▶ [GIVEN RECORDS]
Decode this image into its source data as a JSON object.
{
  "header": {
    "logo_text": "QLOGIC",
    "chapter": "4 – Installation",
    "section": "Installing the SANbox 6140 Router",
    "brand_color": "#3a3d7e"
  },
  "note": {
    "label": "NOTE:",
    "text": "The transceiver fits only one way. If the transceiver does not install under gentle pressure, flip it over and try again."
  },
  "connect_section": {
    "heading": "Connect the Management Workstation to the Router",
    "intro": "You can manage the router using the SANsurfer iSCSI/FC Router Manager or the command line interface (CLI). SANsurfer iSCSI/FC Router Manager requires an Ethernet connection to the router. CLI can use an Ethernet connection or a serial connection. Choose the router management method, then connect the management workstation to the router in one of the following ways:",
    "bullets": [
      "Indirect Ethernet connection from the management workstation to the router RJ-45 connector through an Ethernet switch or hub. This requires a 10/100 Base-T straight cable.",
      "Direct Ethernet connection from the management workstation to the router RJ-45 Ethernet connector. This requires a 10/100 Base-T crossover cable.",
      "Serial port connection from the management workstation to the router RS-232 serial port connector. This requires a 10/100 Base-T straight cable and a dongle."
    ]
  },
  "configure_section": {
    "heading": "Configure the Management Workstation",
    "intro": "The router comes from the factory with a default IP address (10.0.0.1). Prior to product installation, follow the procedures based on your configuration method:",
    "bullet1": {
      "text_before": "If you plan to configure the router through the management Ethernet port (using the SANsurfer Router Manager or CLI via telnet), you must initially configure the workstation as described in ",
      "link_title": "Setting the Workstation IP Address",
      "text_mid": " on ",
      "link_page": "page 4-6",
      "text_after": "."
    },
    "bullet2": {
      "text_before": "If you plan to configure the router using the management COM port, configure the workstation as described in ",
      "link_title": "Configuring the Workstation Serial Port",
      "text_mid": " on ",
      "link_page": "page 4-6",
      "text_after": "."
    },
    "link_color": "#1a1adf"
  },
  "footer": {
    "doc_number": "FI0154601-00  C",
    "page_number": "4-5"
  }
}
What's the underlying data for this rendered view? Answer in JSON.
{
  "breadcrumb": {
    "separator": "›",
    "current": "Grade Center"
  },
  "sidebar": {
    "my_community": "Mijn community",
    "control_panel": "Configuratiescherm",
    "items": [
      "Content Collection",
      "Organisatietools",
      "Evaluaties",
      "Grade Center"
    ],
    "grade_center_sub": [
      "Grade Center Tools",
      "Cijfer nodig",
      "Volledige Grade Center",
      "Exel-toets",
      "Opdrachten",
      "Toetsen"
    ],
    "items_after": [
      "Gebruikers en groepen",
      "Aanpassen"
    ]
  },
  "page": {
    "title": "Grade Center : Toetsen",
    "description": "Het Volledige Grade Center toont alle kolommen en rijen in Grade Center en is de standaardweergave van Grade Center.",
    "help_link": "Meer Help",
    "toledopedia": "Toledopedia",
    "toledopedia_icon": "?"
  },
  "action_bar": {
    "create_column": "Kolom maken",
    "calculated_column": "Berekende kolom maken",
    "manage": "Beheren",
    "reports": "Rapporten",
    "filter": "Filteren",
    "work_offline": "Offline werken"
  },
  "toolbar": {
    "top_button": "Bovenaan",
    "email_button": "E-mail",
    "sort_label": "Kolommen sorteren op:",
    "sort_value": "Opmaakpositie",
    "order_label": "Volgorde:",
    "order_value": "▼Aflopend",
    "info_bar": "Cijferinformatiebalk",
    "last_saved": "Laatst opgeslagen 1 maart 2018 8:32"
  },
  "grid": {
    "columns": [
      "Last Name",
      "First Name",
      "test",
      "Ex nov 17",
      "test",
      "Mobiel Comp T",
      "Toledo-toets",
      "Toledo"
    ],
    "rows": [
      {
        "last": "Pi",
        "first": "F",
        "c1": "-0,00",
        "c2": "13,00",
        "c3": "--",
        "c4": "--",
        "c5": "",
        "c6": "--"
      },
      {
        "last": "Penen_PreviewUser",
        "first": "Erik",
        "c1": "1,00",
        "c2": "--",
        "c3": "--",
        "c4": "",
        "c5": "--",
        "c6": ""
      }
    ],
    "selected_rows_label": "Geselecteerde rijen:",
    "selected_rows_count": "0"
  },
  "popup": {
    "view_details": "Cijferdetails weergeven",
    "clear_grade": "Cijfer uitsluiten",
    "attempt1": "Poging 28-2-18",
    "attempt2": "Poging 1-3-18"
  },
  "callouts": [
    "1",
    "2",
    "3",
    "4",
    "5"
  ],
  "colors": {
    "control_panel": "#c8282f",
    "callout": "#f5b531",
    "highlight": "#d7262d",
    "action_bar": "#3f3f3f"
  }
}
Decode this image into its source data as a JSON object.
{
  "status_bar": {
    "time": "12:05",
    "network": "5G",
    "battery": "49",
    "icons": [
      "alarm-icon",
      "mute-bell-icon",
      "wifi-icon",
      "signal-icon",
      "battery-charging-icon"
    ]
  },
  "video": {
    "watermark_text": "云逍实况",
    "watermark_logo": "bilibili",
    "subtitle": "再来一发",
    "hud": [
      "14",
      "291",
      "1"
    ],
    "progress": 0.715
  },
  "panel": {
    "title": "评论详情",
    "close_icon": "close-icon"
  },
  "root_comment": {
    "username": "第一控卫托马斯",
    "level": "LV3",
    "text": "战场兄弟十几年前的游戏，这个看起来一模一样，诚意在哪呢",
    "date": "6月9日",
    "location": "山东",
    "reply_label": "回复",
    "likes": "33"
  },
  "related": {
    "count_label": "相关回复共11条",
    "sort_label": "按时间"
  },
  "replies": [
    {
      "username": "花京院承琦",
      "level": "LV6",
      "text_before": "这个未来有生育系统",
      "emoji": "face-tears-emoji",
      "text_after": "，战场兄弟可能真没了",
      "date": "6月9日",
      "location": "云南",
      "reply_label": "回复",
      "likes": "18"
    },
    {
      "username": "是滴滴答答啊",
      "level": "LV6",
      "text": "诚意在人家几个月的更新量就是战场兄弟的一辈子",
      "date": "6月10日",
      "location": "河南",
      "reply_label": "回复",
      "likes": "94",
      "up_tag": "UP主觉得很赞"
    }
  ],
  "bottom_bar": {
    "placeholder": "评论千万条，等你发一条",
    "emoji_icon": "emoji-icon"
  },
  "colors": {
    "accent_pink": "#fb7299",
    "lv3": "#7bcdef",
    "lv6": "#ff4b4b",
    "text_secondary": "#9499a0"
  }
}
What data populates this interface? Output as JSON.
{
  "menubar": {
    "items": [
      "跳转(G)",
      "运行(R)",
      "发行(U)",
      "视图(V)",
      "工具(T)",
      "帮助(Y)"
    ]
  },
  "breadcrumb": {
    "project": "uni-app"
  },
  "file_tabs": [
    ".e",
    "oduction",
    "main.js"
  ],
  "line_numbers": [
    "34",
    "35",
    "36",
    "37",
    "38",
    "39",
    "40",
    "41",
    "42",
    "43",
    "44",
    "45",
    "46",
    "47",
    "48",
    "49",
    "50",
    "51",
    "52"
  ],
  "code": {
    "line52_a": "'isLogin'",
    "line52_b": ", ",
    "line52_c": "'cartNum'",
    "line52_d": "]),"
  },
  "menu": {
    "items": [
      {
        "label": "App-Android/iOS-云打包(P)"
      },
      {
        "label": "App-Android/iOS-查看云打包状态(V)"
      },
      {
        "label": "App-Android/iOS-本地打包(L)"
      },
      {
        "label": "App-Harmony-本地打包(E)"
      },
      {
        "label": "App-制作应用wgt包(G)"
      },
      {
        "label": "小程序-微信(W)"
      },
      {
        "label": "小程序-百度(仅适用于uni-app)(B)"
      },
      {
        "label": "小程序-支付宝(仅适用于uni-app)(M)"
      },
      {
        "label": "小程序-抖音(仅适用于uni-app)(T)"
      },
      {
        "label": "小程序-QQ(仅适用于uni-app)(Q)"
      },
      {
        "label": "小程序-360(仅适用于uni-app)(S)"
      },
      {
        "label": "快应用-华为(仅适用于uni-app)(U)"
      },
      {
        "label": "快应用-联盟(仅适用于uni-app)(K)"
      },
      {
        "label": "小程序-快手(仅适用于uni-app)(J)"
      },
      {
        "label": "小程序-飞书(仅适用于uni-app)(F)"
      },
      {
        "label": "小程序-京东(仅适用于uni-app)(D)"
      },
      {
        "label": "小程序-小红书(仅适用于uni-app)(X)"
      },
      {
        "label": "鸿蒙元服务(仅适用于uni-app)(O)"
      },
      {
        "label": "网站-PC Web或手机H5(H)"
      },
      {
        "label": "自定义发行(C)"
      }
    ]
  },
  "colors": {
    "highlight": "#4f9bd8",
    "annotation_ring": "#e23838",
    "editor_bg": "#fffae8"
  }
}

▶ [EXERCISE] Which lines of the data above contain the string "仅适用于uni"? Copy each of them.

▶ [TASK SOLUTION]
        "label": "小程序-百度(仅适用于uni-app)(B)"
        "label": "小程序-支付宝(仅适用于uni-app)(M)"
        "label": "小程序-抖音(仅适用于uni-app)(T)"
        "label": "小程序-QQ(仅适用于uni-app)(Q)"
        "label": "小程序-360(仅适用于uni-app)(S)"
        "label": "快应用-华为(仅适用于uni-app)(U)"
        "label": "快应用-联盟(仅适用于uni-app)(K)"
        "label": "小程序-快手(仅适用于uni-app)(J)"
        "label": "小程序-飞书(仅适用于uni-app)(F)"
        "label": "小程序-京东(仅适用于uni-app)(D)"
        "label": "小程序-小红书(仅适用于uni-app)(X)"
        "label": "鸿蒙元服务(仅适用于uni-app)(O)"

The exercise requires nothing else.